If you want to have a go at making your own Biltong box there are plenty of websites which offer advice. I can thoroughly recommend the following method:
- Google ‘how to make a Biltong box’
- Find a suitable link
- Email the link to your Dad
A specially made box is very helpful for making Biltong but not essential. If you don’t have access to a parent with carpentry skills then try hanging the meat outside in a breezy spot.
7. Leave to dry for 3-5 days.
Is it worth making?
2kg of silverside cost me £18 and the vinegar and spices cost maybe a total of £4. £22 may sound pretty pricey but bare in mind that I ended up with an outrageous quantity of Biltong, a dry weight of about 750g. Most supermarket varieties will cost around £4-4.50 per 100g so I calculate that I made a saving of £8-12. Of course I also had to pay to build the box. If I make three batches of Biltong this cost should be offset. Running the box costs approximately 60p, hardly top dollar.
Hands on time was maximum 1hr, this was for slicing the meat, vinegar washing, spicing and hanging. Walk in the park. Of course the real work here was in building the box (see bellow). I would therefore say the process is high effort for attempt one and low effort for subsequent batches. If you hang the meat au naturel outdoors then its low effort all the way.

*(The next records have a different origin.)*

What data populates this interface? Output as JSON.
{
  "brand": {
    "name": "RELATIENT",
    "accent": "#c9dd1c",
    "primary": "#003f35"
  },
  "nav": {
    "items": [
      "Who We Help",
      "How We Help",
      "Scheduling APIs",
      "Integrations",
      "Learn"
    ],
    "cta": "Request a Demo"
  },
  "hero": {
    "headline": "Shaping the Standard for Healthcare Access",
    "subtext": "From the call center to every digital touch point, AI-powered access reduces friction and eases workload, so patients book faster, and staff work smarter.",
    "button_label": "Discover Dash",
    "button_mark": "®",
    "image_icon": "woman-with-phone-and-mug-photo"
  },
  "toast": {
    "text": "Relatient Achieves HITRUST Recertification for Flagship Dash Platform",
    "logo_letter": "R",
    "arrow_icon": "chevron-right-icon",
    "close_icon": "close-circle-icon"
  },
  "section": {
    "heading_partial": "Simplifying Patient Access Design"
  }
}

It looks pretty gnarly, like something unearthed from an archaeological dig. It’s hard to believe that this thing was mooing less than two weeks ago. But hey don’t judge a beef by its colour.
What I had prepared to say: How incredible. Best thing I’ve ever eaten. You can taste the quality and the effort. Yada yada yada
The bitter truth: It’s very expensive edible shoe leather. I’m chewing a meat flavoured carpet tile…yep I’m still chewing it…this stuff is not going anywhere… On the bright side the flavour is fantastic.
‘The high-minded man must care more for the truth than for what people think.’
Bron’s comments: Let me chew over it for a while.
Mass produced and chemically preserved
What I had prepared to say: Rude things
The bitter truth: I don’t respect it’s integrity as a foodstuff but I do love it. Hydrolysed soya protein and potassium sorbate taste so darn good with coriander.
Outrageously pricey ‘authentic’ Biltong I found in a deli
I don’t care it was too expensive to enjoy.
Alas this time round it was not a triumph for DIY. However now I have the box I will be having another go. I’ve added bicarb to the ingredients (see method above), which should make the meat softer. I might experiment with some different cuts of beef too. I’ll be sure to keep you posted.
*Not just for Biltong, for life
I cannot stress how useful this natty little heated cupboard has been. It really is an essential gadget for all areas of life. Here are just some of its many uses;
- Proving bread
- Warming pyjamas
- Dehydrating egg yolks
- Drying herbs
- Hanging socks
- Fermenting yogurt
- Reviving feeble bumblebees